:: Data listing

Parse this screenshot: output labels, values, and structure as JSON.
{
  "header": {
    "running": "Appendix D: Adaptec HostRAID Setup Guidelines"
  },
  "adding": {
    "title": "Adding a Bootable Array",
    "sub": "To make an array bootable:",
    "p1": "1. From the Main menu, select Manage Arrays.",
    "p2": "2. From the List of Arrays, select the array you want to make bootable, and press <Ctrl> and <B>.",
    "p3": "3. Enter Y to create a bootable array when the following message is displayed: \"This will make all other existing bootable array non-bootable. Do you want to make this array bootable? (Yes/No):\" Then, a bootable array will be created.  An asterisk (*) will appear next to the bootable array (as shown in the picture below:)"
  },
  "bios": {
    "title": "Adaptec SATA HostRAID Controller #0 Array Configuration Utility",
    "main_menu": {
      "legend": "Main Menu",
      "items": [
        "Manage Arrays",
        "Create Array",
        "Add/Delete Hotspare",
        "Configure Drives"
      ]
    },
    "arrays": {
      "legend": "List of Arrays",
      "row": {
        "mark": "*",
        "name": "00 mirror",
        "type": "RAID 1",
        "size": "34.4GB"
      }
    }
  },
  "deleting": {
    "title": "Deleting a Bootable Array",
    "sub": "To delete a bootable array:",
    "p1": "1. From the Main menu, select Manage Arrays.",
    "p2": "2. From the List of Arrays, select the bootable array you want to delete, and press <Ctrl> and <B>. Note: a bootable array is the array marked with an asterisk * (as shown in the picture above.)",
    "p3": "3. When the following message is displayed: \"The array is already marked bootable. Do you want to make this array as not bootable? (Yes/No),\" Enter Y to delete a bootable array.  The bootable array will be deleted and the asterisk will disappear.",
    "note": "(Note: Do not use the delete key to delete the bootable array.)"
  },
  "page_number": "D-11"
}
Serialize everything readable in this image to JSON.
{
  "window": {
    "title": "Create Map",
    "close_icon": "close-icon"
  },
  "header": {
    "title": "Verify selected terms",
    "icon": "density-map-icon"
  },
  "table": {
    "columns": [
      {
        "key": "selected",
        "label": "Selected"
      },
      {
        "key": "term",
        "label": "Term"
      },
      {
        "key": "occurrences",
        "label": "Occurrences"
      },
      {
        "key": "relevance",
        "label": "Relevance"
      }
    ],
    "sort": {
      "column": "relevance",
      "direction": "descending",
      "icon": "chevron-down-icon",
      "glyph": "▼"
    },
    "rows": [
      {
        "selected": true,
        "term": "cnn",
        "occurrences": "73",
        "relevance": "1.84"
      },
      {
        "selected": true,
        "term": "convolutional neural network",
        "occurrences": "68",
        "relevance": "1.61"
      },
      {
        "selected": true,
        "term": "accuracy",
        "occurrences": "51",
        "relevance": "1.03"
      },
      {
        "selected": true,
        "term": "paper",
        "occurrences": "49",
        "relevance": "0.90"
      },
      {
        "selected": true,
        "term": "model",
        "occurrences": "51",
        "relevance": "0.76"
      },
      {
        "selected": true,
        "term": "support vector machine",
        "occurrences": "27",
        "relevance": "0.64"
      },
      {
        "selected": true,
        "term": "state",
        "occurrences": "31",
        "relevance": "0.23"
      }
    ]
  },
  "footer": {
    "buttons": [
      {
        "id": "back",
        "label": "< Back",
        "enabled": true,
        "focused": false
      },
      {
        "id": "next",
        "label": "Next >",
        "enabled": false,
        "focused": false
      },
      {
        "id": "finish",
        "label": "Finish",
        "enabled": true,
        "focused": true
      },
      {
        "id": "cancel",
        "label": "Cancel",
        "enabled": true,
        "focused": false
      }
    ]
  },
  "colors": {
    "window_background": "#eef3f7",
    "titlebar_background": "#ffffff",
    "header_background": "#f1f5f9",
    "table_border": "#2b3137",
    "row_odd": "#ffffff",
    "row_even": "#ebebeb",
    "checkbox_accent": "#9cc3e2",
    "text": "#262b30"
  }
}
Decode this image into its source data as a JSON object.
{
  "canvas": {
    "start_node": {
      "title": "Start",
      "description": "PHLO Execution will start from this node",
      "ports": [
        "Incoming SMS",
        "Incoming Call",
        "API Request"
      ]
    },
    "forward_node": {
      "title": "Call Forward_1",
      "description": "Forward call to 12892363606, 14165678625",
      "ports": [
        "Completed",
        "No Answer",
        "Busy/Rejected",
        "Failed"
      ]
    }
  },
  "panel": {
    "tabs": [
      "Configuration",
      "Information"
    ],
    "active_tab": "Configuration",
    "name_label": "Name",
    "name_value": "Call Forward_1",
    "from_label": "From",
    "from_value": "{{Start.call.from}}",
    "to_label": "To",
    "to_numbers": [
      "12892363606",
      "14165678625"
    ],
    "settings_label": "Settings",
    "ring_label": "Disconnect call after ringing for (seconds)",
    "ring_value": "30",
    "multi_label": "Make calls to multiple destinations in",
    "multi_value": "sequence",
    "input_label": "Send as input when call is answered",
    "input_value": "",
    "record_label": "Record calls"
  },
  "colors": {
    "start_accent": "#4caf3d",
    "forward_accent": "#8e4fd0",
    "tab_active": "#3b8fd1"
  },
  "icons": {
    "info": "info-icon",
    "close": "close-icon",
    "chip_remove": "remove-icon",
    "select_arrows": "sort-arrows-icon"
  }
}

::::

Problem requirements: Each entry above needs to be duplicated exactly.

Exercise result:
Parse this screenshot: output labels, values, and structure as JSON.
{
  "header": {
    "running": "Appendix D: Adaptec HostRAID Setup Guidelines"
  },
  "adding": {
    "title": "Adding a Bootable Array",
    "sub": "To make an array bootable:",
    "p1": "1. From the Main menu, select Manage Arrays.",
    "p2": "2. From the List of Arrays, select the array you want to make bootable, and press <Ctrl> and <B>.",
    "p3": "3. Enter Y to create a bootable array when the following message is displayed: \"This will make all other existing bootable array non-bootable. Do you want to make this array bootable? (Yes/No):\" Then, a bootable array will be created.  An asterisk (*) will appear next to the bootable array (as shown in the picture below:)"
  },
  "bios": {
    "title": "Adaptec SATA HostRAID Controller #0 Array Configuration Utility",
    "main_menu": {
      "legend": "Main Menu",
      "items": [
        "Manage Arrays",
        "Create Array",
        "Add/Delete Hotspare",
        "Configure Drives"
      ]
    },
    "arrays": {
      "legend": "List of Arrays",
      "row": {
        "mark": "*",
        "name": "00 mirror",
        "type": "RAID 1",
        "size": "34.4GB"
      }
    }
  },
  "deleting": {
    "title": "Deleting a Bootable Array",
    "sub": "To delete a bootable array:",
    "p1": "1. From the Main menu, select Manage Arrays.",
    "p2": "2. From the List of Arrays, select the bootable array you want to delete, and press <Ctrl> and <B>. Note: a bootable array is the array marked with an asterisk * (as shown in the picture above.)",
    "p3": "3. When the following message is displayed: \"The array is already marked bootable. Do you want to make this array as not bootable? (Yes/No),\" Enter Y to delete a bootable array.  The bootable array will be deleted and the asterisk will disappear.",
    "note": "(Note: Do not use the delete key to delete the bootable array.)"
  },
  "page_number": "D-11"
}
Serialize everything readable in this image to JSON.
{
  "window": {
    "title": "Create Map",
    "close_icon": "close-icon"
  },
  "header": {
    "title": "Verify selected terms",
    "icon": "density-map-icon"
  },
  "table": {
    "columns": [
      {
        "key": "selected",
        "label": "Selected"
      },
      {
        "key": "term",
        "label": "Term"
      },
      {
        "key": "occurrences",
        "label": "Occurrences"
      },
      {
        "key": "relevance",
        "label": "Relevance"
      }
    ],
    "sort": {
      "column": "relevance",
      "direction": "descending",
      "icon": "chevron-down-icon",
      "glyph": "▼"
    },
    "rows": [
      {
        "selected": true,
        "term": "cnn",
        "occurrences": "73",
        "relevance": "1.84"
      },
      {
        "selected": true,
        "term": "convolutional neural network",
        "occurrences": "68",
        "relevance": "1.61"
      },
      {
        "selected": true,
        "term": "accuracy",
        "occurrences": "51",
        "relevance": "1.03"
      },
      {
        "selected": true,
        "term": "paper",
        "occurrences": "49",
        "relevance": "0.90"
      },
      {
        "selected": true,
        "term": "model",
        "occurrences": "51",
        "relevance": "0.76"
      },
      {
        "selected": true,
        "term": "support vector machine",
        "occurrences": "27",
        "relevance": "0.64"
      },
      {
        "selected": true,
        "term": "state",
        "occurrences": "31",
        "relevance": "0.23"
      }
    ]
  },
  "footer": {
    "buttons": [
      {
        "id": "back",
        "label": "< Back",
        "enabled": true,
        "focused": false
      },
      {
        "id": "next",
        "label": "Next >",
        "enabled": false,
        "focused": false
      },
      {
        "id": "finish",
        "label": "Finish",
        "enabled": true,
        "focused": true
      },
      {
        "id": "cancel",
        "label": "Cancel",
        "enabled": true,
        "focused": false
      }
    ]
  },
  "colors": {
    "window_background": "#eef3f7",
    "titlebar_background": "#ffffff",
    "header_background": "#f1f5f9",
    "table_border": "#2b3137",
    "row_odd": "#ffffff",
    "row_even": "#ebebeb",
    "checkbox_accent": "#9cc3e2",
    "text": "#262b30"
  }
}
Decode this image into its source data as a JSON object.
{
  "canvas": {
    "start_node": {
      "title": "Start",
      "description": "PHLO Execution will start from this node",
      "ports": [
        "Incoming SMS",
        "Incoming Call",
        "API Request"
      ]
    },
    "forward_node": {
      "title": "Call Forward_1",
      "description": "Forward call to 12892363606, 14165678625",
      "ports": [
        "Completed",
        "No Answer",
        "Busy/Rejected",
        "Failed"
      ]
    }
  },
  "panel": {
    "tabs": [
      "Configuration",
      "Information"
    ],
    "active_tab": "Configuration",
    "name_label": "Name",
    "name_value": "Call Forward_1",
    "from_label": "From",
    "from_value": "{{Start.call.from}}",
    "to_label": "To",
    "to_numbers": [
      "12892363606",
      "14165678625"
    ],
    "settings_label": "Settings",
    "ring_label": "Disconnect call after ringing for (seconds)",
    "ring_value": "30",
    "multi_label": "Make calls to multiple destinations in",
    "multi_value": "sequence",
    "input_label": "Send as input when call is answered",
    "input_value": "",
    "record_label": "Record calls"
  },
  "colors": {
    "start_accent": "#4caf3d",
    "forward_accent": "#8e4fd0",
    "tab_active": "#3b8fd1"
  },
  "icons": {
    "info": "info-icon",
    "close": "close-icon",
    "chip_remove": "remove-icon",
    "select_arrows": "sort-arrows-icon"
  }
}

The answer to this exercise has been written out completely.